A major theme in Doctor Who is the fundamental need for communion.  The Doctor always has a companion, things go to complete fuckery when he doesn't.  So it makes sense to me that traveling with the Time Lord is just more fun when my blue box (aka my blue couch) is occupied by more than me.  Especially since I spend so much time while watching Doctor Who going "wait, what the bleepedy-bleep just happened?!?"  It makes me feel less like a crazy person when there is someone to hear those exclamations.
Also, Doctor Who has the tendency to float you along on jaunty adventures and quippy dialogue only to sucker punch you with devastation and tragedy (Davies, I still don't forgive you for Donna); the comfort of a watching companion or two gentles the experience because there is a hand to grab when something exciting is happening but also someone to pass the box of tissues when your heart (inevitably) breaks.  Plus, accent decoding is much easier with multiple ears.

The O.C.
This show is so ridiculous and awesome and awesomely ridiculous that it demands to be watched with others.  The Cohen-Atwood-Cooper-Roberts blended family is always a joy to watch, but it gets so much better with a friend to simultaneously roll their eyes at Marissa's dumb-ass-ery or get a little equally verklempt at those perfect Ryan and Seth moments.  I have happily spent many an afternoon cleaning and organizing to the background of soapy sunshine and emo antics, but the full glory of The O.C. (the touching family moments, the funny declarations of love, the sad sad car accidents) really comes into being when observed in conjunction with good friends.  And by good friends I mean people who have an equal lack of shame and love of upper-middle-class drama.  Or just people who drink as much as you do.

The TV Girl

Ringer: Show I Will Actually Watch This Fall

Every Fall, when new shows start and old friends return, I am full of optimism.  I believe that I will find time to keep up with dear loves and add the shiny new shows into rotation.

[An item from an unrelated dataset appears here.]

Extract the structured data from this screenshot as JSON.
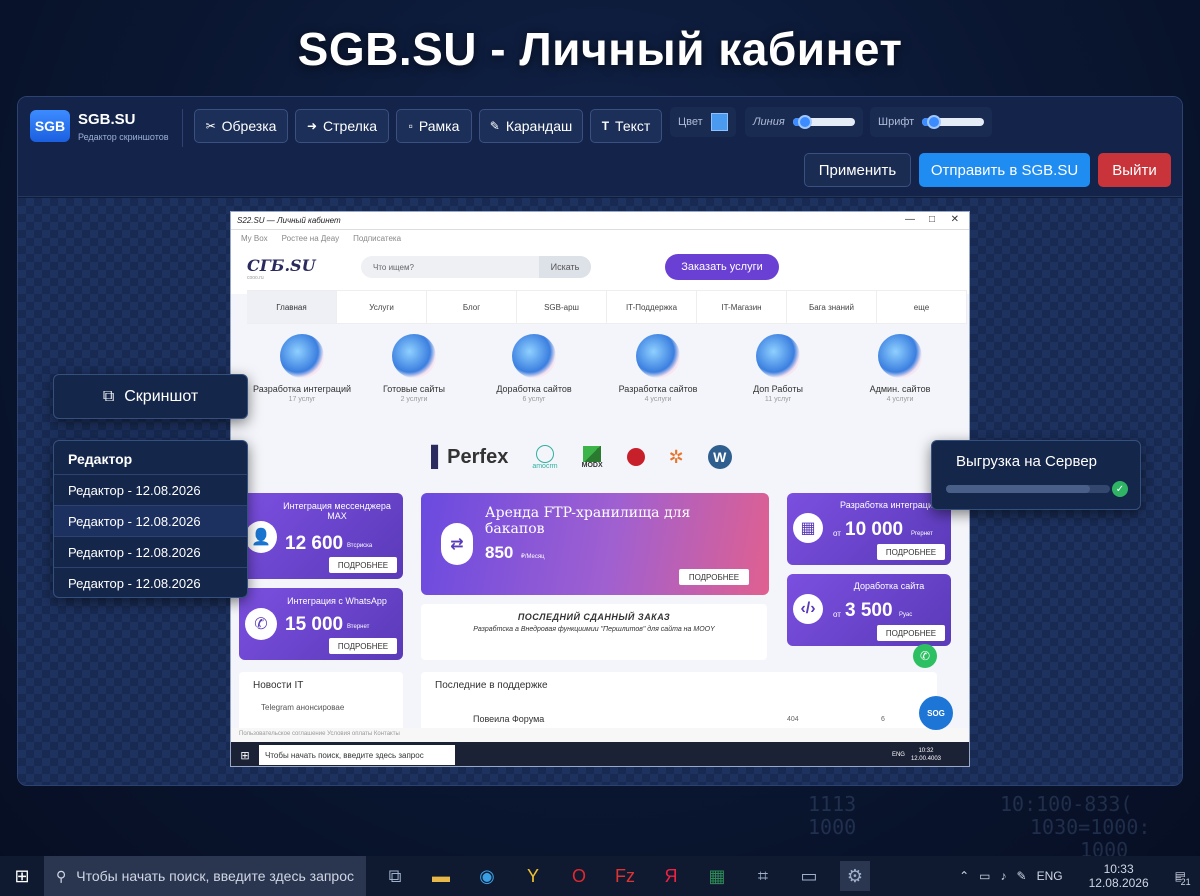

Yeah, um, we know that doesn't happen.  But for ever so many reasons I can say that I am genuinely excited about Ringer and that for ever how long it lasts (wow, that's not optimistic) I will be a faithful and diligent little viewer.  I mean watch the trailer for this show and tell me for real that you aren't at least interested enough to watch the pilot.

The TV Girl